Lines in which "master" appears should be pulled from the data below.

##### INFORMATION SHOWN

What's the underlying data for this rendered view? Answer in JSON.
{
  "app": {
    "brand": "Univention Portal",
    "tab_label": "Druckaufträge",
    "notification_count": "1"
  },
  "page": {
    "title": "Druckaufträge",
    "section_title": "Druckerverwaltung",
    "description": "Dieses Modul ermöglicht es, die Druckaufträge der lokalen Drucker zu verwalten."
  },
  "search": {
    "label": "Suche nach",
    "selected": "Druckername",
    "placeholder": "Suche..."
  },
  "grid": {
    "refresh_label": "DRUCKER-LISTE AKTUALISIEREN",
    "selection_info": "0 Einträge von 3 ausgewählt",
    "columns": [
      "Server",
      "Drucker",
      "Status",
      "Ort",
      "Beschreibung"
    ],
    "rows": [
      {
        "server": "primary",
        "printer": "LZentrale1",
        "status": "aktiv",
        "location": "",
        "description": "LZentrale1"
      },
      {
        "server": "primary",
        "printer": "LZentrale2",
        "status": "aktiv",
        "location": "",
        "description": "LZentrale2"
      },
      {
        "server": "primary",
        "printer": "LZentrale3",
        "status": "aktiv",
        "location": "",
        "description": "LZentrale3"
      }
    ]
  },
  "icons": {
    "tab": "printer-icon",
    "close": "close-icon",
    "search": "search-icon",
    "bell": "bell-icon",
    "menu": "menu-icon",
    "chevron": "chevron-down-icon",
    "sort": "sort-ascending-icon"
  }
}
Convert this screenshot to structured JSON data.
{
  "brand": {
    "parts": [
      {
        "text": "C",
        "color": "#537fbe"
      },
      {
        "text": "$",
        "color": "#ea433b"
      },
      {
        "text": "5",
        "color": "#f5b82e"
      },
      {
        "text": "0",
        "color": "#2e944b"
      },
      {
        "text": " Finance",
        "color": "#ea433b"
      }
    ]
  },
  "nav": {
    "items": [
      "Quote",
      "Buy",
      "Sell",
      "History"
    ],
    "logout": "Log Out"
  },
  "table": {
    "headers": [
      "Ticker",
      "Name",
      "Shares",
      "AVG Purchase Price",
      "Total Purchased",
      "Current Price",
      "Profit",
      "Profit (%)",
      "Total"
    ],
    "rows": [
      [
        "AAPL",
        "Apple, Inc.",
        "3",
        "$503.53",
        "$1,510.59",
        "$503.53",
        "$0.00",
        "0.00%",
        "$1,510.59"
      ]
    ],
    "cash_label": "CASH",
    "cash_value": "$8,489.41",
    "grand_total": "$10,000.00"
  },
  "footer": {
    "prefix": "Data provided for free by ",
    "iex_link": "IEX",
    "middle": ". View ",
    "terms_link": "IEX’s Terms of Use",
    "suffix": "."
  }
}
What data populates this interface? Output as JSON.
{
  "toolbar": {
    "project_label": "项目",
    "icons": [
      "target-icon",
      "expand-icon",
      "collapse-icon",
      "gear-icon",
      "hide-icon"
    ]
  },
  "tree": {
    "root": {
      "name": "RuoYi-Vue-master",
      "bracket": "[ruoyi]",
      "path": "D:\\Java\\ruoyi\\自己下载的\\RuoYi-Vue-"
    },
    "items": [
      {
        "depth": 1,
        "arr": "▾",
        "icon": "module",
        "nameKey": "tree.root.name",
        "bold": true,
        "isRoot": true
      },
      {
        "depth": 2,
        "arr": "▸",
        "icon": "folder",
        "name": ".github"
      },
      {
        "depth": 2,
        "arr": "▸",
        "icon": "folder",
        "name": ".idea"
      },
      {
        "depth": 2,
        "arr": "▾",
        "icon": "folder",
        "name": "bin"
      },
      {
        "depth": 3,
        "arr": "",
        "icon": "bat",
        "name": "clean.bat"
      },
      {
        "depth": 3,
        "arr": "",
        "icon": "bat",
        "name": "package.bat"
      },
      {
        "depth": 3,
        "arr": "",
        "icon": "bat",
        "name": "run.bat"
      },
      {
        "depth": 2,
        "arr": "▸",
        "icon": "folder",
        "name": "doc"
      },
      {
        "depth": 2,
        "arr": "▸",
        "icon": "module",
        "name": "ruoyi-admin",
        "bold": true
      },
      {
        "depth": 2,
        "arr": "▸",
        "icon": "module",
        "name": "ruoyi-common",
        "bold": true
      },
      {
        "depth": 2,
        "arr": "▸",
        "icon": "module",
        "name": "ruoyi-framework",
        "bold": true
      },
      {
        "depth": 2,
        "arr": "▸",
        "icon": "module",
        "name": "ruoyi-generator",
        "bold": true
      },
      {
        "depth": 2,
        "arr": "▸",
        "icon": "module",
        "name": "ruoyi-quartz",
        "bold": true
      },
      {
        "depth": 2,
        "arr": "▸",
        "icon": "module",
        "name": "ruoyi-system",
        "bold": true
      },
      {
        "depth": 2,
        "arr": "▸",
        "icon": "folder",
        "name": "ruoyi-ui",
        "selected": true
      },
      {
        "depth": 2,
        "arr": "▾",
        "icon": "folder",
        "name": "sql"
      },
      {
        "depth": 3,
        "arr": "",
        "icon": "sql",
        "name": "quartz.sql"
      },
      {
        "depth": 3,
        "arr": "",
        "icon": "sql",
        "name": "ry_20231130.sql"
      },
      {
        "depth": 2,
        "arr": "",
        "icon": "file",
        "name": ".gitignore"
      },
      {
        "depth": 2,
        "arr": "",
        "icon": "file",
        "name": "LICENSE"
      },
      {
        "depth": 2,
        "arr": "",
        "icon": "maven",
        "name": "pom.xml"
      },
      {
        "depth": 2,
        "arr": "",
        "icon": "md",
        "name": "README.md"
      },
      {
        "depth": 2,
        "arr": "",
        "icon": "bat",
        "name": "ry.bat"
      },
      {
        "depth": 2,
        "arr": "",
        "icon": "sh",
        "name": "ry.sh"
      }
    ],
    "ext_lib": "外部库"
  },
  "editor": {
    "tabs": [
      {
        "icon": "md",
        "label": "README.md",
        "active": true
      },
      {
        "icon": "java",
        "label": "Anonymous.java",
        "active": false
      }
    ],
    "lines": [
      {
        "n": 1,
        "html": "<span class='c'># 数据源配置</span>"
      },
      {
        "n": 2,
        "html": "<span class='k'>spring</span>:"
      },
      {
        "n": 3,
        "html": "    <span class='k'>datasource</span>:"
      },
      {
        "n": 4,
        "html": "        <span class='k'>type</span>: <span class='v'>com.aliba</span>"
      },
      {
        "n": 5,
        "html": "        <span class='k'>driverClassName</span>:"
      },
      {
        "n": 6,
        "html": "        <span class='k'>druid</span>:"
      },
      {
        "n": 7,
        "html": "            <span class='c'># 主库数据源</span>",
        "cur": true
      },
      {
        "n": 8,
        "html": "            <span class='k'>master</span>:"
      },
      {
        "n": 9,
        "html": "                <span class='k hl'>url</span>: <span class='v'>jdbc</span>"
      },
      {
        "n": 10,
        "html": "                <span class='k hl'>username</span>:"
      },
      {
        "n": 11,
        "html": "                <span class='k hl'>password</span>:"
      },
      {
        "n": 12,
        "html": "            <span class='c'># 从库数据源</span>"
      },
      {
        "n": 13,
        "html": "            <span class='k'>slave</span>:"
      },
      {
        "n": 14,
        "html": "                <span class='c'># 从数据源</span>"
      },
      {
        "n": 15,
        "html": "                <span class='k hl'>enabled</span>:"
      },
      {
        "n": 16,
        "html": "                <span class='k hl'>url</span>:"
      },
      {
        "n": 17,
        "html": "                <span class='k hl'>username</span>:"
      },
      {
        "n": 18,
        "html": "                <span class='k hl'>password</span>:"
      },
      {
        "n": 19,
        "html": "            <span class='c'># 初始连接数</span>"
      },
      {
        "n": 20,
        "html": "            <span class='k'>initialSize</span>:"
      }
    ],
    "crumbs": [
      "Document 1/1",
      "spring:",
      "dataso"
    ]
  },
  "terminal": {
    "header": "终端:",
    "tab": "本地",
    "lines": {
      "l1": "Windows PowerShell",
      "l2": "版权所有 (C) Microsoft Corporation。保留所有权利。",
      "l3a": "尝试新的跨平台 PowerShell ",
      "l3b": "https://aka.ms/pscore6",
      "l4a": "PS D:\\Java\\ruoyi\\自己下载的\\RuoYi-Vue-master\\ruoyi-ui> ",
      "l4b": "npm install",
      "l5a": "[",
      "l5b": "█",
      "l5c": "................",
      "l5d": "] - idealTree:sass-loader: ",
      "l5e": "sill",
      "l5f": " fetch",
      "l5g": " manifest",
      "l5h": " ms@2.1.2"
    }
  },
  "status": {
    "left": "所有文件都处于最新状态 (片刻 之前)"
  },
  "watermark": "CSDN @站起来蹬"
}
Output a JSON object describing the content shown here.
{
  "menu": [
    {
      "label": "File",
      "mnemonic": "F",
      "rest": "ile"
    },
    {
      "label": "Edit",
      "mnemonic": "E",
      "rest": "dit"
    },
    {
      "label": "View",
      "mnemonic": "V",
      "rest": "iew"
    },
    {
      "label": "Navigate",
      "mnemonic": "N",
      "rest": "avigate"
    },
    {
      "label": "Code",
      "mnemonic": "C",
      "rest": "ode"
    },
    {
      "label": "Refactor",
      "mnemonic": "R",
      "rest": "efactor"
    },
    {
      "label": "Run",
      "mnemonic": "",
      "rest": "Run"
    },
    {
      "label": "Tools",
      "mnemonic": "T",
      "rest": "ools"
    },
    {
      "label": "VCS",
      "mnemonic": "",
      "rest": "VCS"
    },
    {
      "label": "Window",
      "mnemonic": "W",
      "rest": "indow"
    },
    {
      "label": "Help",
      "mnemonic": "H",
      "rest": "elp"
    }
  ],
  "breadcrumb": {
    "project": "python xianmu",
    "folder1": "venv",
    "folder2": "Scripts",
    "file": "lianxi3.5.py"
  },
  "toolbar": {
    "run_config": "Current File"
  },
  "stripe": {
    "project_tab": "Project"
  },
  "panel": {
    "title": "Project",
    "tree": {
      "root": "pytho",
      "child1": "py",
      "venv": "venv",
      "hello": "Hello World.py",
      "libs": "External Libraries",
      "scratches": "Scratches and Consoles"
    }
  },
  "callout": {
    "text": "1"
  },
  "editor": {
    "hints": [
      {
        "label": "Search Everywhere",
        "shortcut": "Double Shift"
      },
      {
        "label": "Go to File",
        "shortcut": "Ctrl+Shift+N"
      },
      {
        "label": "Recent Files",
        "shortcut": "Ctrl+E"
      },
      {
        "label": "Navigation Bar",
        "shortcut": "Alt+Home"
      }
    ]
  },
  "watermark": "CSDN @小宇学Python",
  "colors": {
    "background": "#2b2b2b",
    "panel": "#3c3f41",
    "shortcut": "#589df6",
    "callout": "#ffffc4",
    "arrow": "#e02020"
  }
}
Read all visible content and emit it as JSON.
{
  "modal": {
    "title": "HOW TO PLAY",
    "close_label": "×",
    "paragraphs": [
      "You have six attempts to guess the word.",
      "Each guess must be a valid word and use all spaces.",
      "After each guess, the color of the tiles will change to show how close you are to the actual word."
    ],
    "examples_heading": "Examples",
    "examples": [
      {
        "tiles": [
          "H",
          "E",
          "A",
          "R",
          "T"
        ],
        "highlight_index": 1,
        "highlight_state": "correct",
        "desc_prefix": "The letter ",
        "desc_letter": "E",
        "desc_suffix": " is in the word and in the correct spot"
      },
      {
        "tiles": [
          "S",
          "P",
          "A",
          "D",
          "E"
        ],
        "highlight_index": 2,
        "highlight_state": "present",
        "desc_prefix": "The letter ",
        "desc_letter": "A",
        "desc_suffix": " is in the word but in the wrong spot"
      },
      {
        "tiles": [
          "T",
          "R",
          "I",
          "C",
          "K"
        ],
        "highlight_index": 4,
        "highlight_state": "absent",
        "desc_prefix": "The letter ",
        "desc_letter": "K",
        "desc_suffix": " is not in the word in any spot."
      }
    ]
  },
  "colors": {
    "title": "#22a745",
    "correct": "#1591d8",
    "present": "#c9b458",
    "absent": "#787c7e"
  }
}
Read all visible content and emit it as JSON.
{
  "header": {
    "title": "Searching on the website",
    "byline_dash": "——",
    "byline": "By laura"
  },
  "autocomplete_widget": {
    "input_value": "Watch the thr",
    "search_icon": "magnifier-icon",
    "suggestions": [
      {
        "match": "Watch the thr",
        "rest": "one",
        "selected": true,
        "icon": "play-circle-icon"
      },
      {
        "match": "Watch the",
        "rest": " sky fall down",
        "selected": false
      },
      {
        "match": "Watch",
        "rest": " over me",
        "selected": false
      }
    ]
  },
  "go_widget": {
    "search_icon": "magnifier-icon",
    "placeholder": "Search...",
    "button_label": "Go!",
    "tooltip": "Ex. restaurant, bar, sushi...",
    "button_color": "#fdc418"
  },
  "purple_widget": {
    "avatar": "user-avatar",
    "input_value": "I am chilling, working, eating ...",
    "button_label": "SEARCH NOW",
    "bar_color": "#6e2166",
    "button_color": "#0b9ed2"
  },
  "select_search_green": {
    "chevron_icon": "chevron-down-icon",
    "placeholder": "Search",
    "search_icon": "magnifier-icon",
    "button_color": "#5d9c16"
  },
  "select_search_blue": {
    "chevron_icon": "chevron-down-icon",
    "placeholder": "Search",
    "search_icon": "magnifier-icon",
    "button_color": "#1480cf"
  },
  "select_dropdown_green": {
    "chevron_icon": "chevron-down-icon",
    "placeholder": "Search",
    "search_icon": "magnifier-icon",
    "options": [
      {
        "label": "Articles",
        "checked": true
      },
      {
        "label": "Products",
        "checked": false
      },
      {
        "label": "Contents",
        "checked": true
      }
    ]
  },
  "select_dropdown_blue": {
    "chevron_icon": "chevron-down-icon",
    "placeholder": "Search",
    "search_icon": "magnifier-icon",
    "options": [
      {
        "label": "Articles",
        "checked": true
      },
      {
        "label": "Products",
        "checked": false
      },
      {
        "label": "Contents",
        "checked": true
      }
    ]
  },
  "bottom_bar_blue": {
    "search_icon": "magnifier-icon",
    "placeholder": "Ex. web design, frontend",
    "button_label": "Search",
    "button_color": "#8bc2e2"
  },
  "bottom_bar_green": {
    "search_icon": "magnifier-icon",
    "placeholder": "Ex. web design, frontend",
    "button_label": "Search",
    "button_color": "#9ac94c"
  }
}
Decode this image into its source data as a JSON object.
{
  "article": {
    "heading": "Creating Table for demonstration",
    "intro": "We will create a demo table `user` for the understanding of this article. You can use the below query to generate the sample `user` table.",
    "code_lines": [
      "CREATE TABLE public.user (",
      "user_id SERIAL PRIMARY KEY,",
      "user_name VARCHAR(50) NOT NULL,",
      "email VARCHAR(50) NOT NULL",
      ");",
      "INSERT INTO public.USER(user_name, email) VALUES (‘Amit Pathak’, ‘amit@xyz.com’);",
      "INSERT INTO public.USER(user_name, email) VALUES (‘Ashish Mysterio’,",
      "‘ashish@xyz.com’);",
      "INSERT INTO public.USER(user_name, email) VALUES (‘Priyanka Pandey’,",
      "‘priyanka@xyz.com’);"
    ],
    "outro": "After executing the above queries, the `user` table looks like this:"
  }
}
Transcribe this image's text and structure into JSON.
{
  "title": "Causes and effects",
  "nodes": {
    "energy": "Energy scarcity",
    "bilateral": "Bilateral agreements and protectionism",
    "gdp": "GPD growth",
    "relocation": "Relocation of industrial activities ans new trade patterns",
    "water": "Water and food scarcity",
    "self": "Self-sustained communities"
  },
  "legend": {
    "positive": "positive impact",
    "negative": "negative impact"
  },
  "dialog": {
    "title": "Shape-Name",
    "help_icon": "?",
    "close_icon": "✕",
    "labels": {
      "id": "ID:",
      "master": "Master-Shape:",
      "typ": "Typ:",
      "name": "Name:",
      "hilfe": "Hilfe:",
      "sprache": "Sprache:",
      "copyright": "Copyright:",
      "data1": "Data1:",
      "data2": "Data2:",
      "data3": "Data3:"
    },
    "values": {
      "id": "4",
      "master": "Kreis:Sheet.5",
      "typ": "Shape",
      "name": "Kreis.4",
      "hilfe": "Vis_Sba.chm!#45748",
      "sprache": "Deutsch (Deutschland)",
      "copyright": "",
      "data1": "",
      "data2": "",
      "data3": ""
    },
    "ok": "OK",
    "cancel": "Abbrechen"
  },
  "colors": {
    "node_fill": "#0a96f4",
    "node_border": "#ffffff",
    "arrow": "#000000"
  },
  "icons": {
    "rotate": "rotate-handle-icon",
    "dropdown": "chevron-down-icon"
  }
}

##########

**SOLUTION**.
      "name": "RuoYi-Vue-master",
        "html": "            <span class='k'>master</span>:"
      "l4a": "PS D:\\Java\\ruoyi\\自己下载的\\RuoYi-Vue-master\\ruoyi-ui> ",
      "master": "Master-Shape:",
      "master": "Kreis:Sheet.5",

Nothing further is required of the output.